Hire two designers, not one
If you can’t hire a designer it’s probably because you don’t have a design culture.
Right now the market for designers is C.R.A.Z.Y.. Across all industries, across all disciplines, everyone is looking to hire designers. Every single one of our clients is looking to hire production designers. At least four of our clients at Rocket are looking for design directors. In fifteen years I have never seen design so much in demand.
And there are more designers than ever on the market. But, counter-intuitively, many companies cannot seem to hire even a single designer. Why is that? The answer is simple: Firms can’t hire designers because they have no design culture to begin with. They have no design environment to attract designers with. When companies say “You are our first designer and we want you to come in and lead Design” they believe it’s the pitch that designers want to hear. But they are really asking designers to work solo, without other designers, and without support. Without someone to review their designs. Without someone who understands the politics of design. Without someone to kvetch with. Without someone who understands fully what they do.

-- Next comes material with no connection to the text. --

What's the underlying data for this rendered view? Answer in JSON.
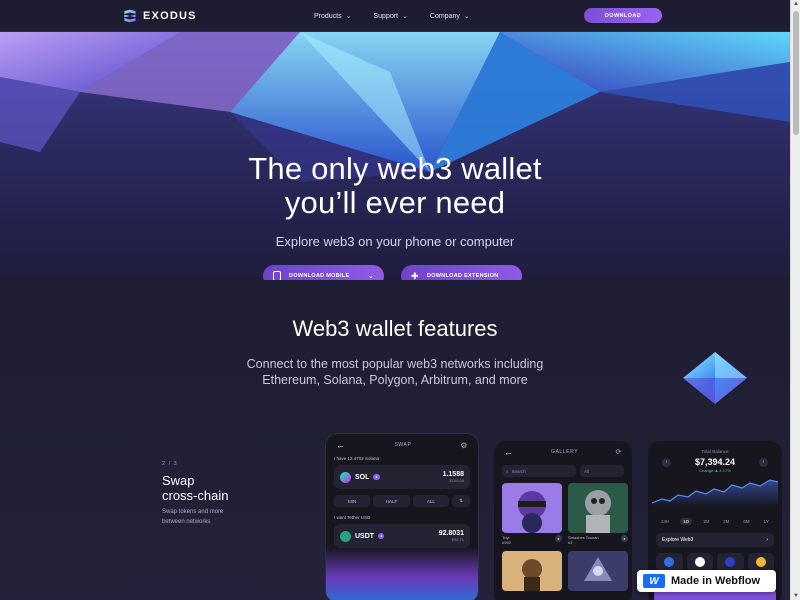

This designer will report to someone who is not a designer. They will present their work to stakeholders who work in a company *without designers*! Think about that…if you do not have designers already it says volumes about how you value design. If this is the case it is likely that your company does not have a healthy relationship with design. If you do not have a design team then you cannot, by definition, have a design friendly culture. It does not count that you have one or two non-designers who fancy themselves design-minded. (and it’s not in your interest to talk about yourself like that if you’re not a designer…designers recognize someone who will overrule them)
Designers typically don’t want to work alone. Yes, being the *lead* is great. But what designers really want is to grow and learn from other designers. It’s that simple. If you cannot give designers the opportunity to learn from other designers then your environment is not ideal.
Relative to what I’m seeing in the market, I have an easy time hiring designers. Why? Because when I bring in a potential hire I introduce them to a team of a dozen designers they can learn from! Designers immediately see this support network they didn’t have before and they know at the very least they will improve their craft, have others to learn from, and work with people with similar interests. One of my initial goals when introducing a recruit to the team is to find a specific designer who I think they will get along well with…if I can do this quickly then the hire is half done.
If you already have a big design team you know this…you know that merely introducing the new recruit to the team is the most powerful thing you can do. This blog post is not for them…this is for the product team who is struggling building a design team in the first place.
So, here’s a crazy idea: hire two designers instead of one. Don’t start off with a single designer. Hire two at once. Don’t hire that lone person and expect them to perform miracles alone. And don’t wait until you have a years worth of budget for two people. Invest! Invest in design by kickstarting your team with two people. They will have support of at least one other designer. They will have some feeling of being on a design team. They will likely start doing design reviews outside of regular product review meetings. Encourage this! Designers want and need other designers to push them in a safe space…before the work is shown around the company. They want more than anything to become better designers so set up an environment where they can do so!
There is a lot of advice out there about how to improve your recruiting process. Are our interview questions right? Should we do a design exercise or not? What order should things be? How do we assess a design portfolio? Etc. Those are important things to think about, but none of those things matter if you do not have a design culture to hire someone into.
Tactically, I realize this will be hard. But designers know designers. Start building a relationship with a single designer whose work is up to snuff and tell them that you have an amazing opportunity for them and a designer friend. Pay them well and see what happens.
(N.B. Even though I constantly talk about this with clients I’m publishing this on my personal blog b/c it is not official Rocket advice…)